Anthony Flaherty died on July 13, 2015 after suffering a massive and crippling stroke. My relationship with him went beyond being a fellow peace activist. He was my friend, and as close to being a real brother as one can get. We communicated almost every day. We shared our despair at the state of the darkening world. Yet we were always, and Tony especially, able to lighten that despair with humor, both being war veterans often the black humor of the military, but humor nonetheless. After my morning diet of radical blogs and news sites, I would usually call Tony and we would share our thoughts and our rage.
I had deep respect for him, especially his unflinching honesty and his capacity to be upfront and straight with me, even when it was occasionally painful. With Tony you never had to figure out what he was trying to say. He said what he meant and meant what he said. He helped me personally face some serious problems, and just for that I will be always grateful.
Some may have been put off by Tony’s fierce resolve and impatience with compromise. Not I. I saw in it his strength, and he brought that strength to his politics. He took into the resistance struggle in this city something called in the military “fighting spirit”. This may seem an oddity to be discussing with reference to peace activism. Yet Tony understood that you cannot achieve peace without confrontation, without disobedience, without upsetting order, something the once powerful peace movement in America seems to have forgotten.
On another level, I had great respect and admiration for Tony because he, although not one to draw attention to himself, related to me a little of where he came from. He was the product of grinding poverty in a place called South Boston. He grew up hard, in the gangs, fighting his way out of bars in the savage culture of probative masculinity ramped up by alcohol. Yet he had achieved many decades of sobriety and made major contributions to the struggle against the scourge of alcohol and drug abuse. I understood that Tony’s fire came from his experience of life. For him, class and the particular way it seduces or forces youngsters into military servitude was not an abstract issue. He brought that fire into veterans’ peace activism and became an important leader in moving and shaking the ongoing struggle with militarism in Boston.
He took that struggle into the community where he lived and which was his roots, a community which has a strong streak of blind, aggressive patriotism, and he was made to suffer for it. Yet he never yielded, he never bent, he was never cowed into silence.
We can learn much from Tony’s legacy. All of us. However we may interpret it, or whatever language we use to discuss it, we are viewing with alarm something sinister stalking our country and the world, that is those of us who are not insulated by obscene wealth or obsessed with consumerism or compulsively distracted by the endless loop of entertainment and spectacle or who have not sought escape in the false world of abusing substances. Tony showed us something of what it will take to resist these forces, a combination of compassion, reckless courage and passionate resistance. We would do well to take inspiration from him.
Tree Planting for Tony Flaherty and Veterans for Peace
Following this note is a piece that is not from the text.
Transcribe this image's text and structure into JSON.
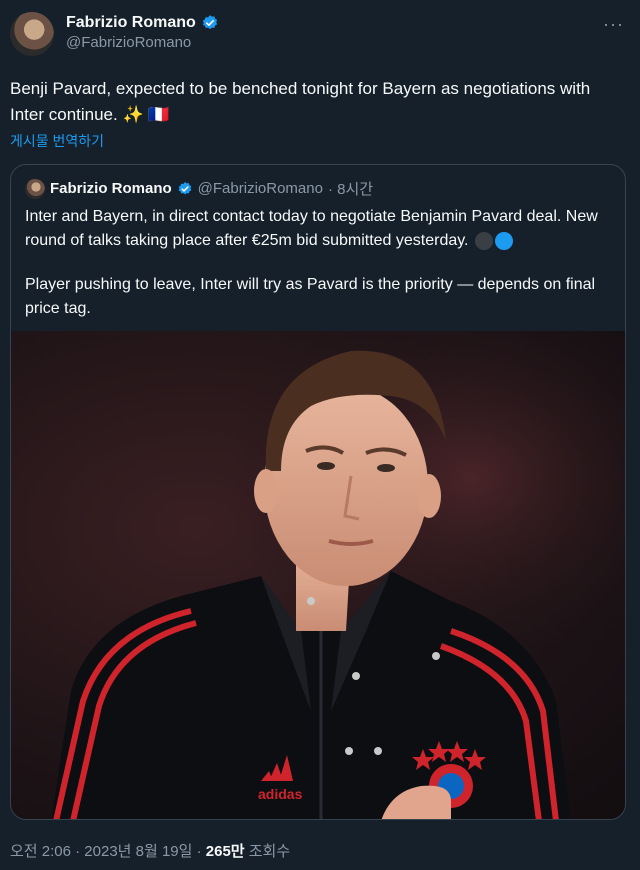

Agape planted a pin oak tree in memory of our friend, Tony Flaherty, (July7, 1931-July 13, 2015) and to honor Veterans for Peace and The Smedley D. Butler Brigade, chapter of VFP in Boston on Francis Day. A key organizer of the alternative St. Patrick’s Day Peace Parade in Boston, (from which VFP has been excluded for years) Tony ‘s voice is stilled but his spirit lives on.
A special friend of Agape, the last time we saw Tony was at a public witness at Moakley Courthouse against the execution of Dzhokhar Tsarnaev. The oak symbolizes the “strength” needed for the transformational and painful journey of a life of peacemaking that Tony so nobly represents.